Exercise instructions: Once the pictures are set aside, reproduce all of the records exactly.

Data entries:
%%
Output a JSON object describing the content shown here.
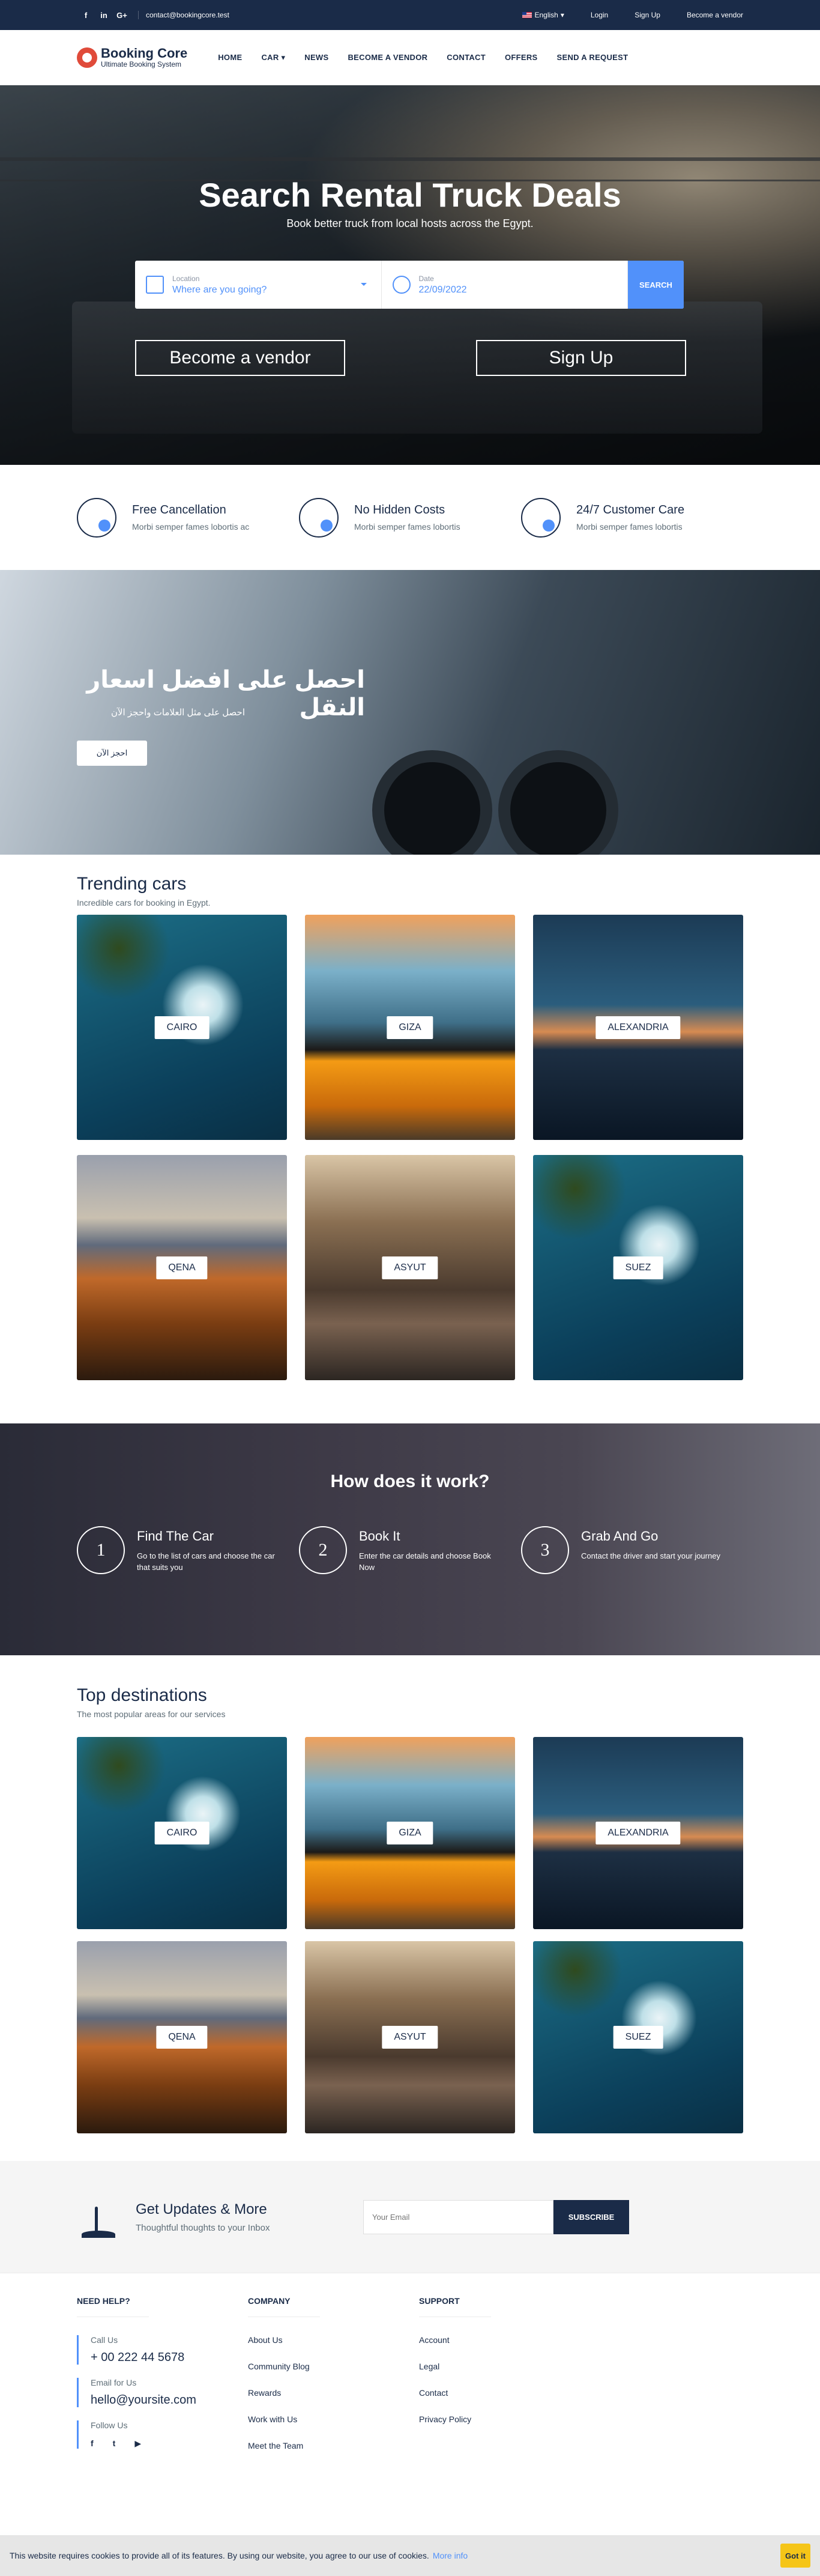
{
  "topbar": {
    "social": [
      "f",
      "in",
      "G+"
    ],
    "email": "contact@bookingcore.test",
    "language": "English",
    "login": "Login",
    "signup": "Sign Up",
    "become_vendor": "Become a vendor"
  },
  "header": {
    "logo_name": "Booking Core",
    "logo_tagline": "Ultimate Booking System",
    "nav": [
      "HOME",
      "CAR",
      "NEWS",
      "BECOME A VENDOR",
      "CONTACT",
      "OFFERS",
      "SEND A REQUEST"
    ]
  },
  "hero": {
    "title": "Search Rental Truck Deals",
    "subtitle": "Book better truck from local hosts across the Egypt.",
    "location_label": "Location",
    "location_placeholder": "Where are you going?",
    "date_label": "Date",
    "date_value": "22/09/2022",
    "search_button": "SEARCH",
    "vendor_button": "Become a vendor",
    "signup_button": "Sign Up"
  },
  "features": [
    {
      "icon": "globe-pin-icon",
      "title": "Free Cancellation",
      "text": "Morbi semper fames lobortis ac"
    },
    {
      "icon": "umbrella-icon",
      "title": "No Hidden Costs",
      "text": "Morbi semper fames lobortis"
    },
    {
      "icon": "piggy-bank-icon",
      "title": "24/7 Customer Care",
      "text": "Morbi semper fames lobortis"
    }
  ],
  "promo": {
    "title": "احصل على افضل اسعار النقل",
    "subtitle": "احصل على مثل العلامات واحجز الآن",
    "button": "احجز الآن"
  },
  "trending": {
    "title": "Trending cars",
    "subtitle": "Incredible cars for booking in Egypt.",
    "cities": [
      "CAIRO",
      "GIZA",
      "ALEXANDRIA",
      "QENA",
      "ASYUT",
      "SUEZ"
    ]
  },
  "how": {
    "title": "How does it work?",
    "steps": [
      {
        "num": "1",
        "title": "Find The Car",
        "text": "Go to the list of cars and choose the car that suits you"
      },
      {
        "num": "2",
        "title": "Book It",
        "text": "Enter the car details and choose Book Now"
      },
      {
        "num": "3",
        "title": "Grab And Go",
        "text": "Contact the driver and start your journey"
      }
    ]
  },
  "destinations": {
    "title": "Top destinations",
    "subtitle": "The most popular areas for our services",
    "cities": [
      "CAIRO",
      "GIZA",
      "ALEXANDRIA",
      "QENA",
      "ASYUT",
      "SUEZ"
    ]
  },
  "newsletter": {
    "title": "Get Updates & More",
    "subtitle": "Thoughtful thoughts to your Inbox",
    "placeholder": "Your Email",
    "button": "SUBSCRIBE"
  },
  "footer": {
    "help_title": "NEED HELP?",
    "call_label": "Call Us",
    "phone": "+ 00 222 44 5678",
    "email_label": "Email for Us",
    "email": "hello@yoursite.com",
    "follow_label": "Follow Us",
    "company_title": "COMPANY",
    "company_links": [
      "About Us",
      "Community Blog",
      "Rewards",
      "Work with Us",
      "Meet the Team"
    ],
    "support_title": "SUPPORT",
    "support_links": [
      "Account",
      "Legal",
      "Contact",
      "Privacy Policy"
    ]
  },
  "cookie": {
    "text": "This website requires cookies to provide all of its features. By using our website, you agree to our use of cookies.",
    "more": "More info",
    "button": "Got it"
  },
  "colors": {
    "primary": "#5191fa",
    "dark": "#1a2b48",
    "accent": "#f5c518"
  }
}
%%
Finished task:
Output a JSON object describing the content shown here.
{
  "topbar": {
    "social": [
      "f",
      "in",
      "G+"
    ],
    "email": "contact@bookingcore.test",
    "language": "English",
    "login": "Login",
    "signup": "Sign Up",
    "become_vendor": "Become a vendor"
  },
  "header": {
    "logo_name": "Booking Core",
    "logo_tagline": "Ultimate Booking System",
    "nav": [
      "HOME",
      "CAR",
      "NEWS",
      "BECOME A VENDOR",
      "CONTACT",
      "OFFERS",
      "SEND A REQUEST"
    ]
  },
  "hero": {
    "title": "Search Rental Truck Deals",
    "subtitle": "Book better truck from local hosts across the Egypt.",
    "location_label": "Location",
    "location_placeholder": "Where are you going?",
    "date_label": "Date",
    "date_value": "22/09/2022",
    "search_button": "SEARCH",
    "vendor_button": "Become a vendor",
    "signup_button": "Sign Up"
  },
  "features": [
    {
      "icon": "globe-pin-icon",
      "title": "Free Cancellation",
      "text": "Morbi semper fames lobortis ac"
    },
    {
      "icon": "umbrella-icon",
      "title": "No Hidden Costs",
      "text": "Morbi semper fames lobortis"
    },
    {
      "icon": "piggy-bank-icon",
      "title": "24/7 Customer Care",
      "text": "Morbi semper fames lobortis"
    }
  ],
  "promo": {
    "title": "احصل على افضل اسعار النقل",
    "subtitle": "احصل على مثل العلامات واحجز الآن",
    "button": "احجز الآن"
  },
  "trending": {
    "title": "Trending cars",
    "subtitle": "Incredible cars for booking in Egypt.",
    "cities": [
      "CAIRO",
      "GIZA",
      "ALEXANDRIA",
      "QENA",
      "ASYUT",
      "SUEZ"
    ]
  },
  "how": {
    "title": "How does it work?",
    "steps": [
      {
        "num": "1",
        "title": "Find The Car",
        "text": "Go to the list of cars and choose the car that suits you"
      },
      {
        "num": "2",
        "title": "Book It",
        "text": "Enter the car details and choose Book Now"
      },
      {
        "num": "3",
        "title": "Grab And Go",
        "text": "Contact the driver and start your journey"
      }
    ]
  },
  "destinations": {
    "title": "Top destinations",
    "subtitle": "The most popular areas for our services",
    "cities": [
      "CAIRO",
      "GIZA",
      "ALEXANDRIA",
      "QENA",
      "ASYUT",
      "SUEZ"
    ]
  },
  "newsletter": {
    "title": "Get Updates & More",
    "subtitle": "Thoughtful thoughts to your Inbox",
    "placeholder": "Your Email",
    "button": "SUBSCRIBE"
  },
  "footer": {
    "help_title": "NEED HELP?",
    "call_label": "Call Us",
    "phone": "+ 00 222 44 5678",
    "email_label": "Email for Us",
    "email": "hello@yoursite.com",
    "follow_label": "Follow Us",
    "company_title": "COMPANY",
    "company_links": [
      "About Us",
      "Community Blog",
      "Rewards",
      "Work with Us",
      "Meet the Team"
    ],
    "support_title": "SUPPORT",
    "support_links": [
      "Account",
      "Legal",
      "Contact",
      "Privacy Policy"
    ]
  },
  "cookie": {
    "text": "This website requires cookies to provide all of its features. By using our website, you agree to our use of cookies.",
    "more": "More info",
    "button": "Got it"
  },
  "colors": {
    "primary": "#5191fa",
    "dark": "#1a2b48",
    "accent": "#f5c518"
  }
}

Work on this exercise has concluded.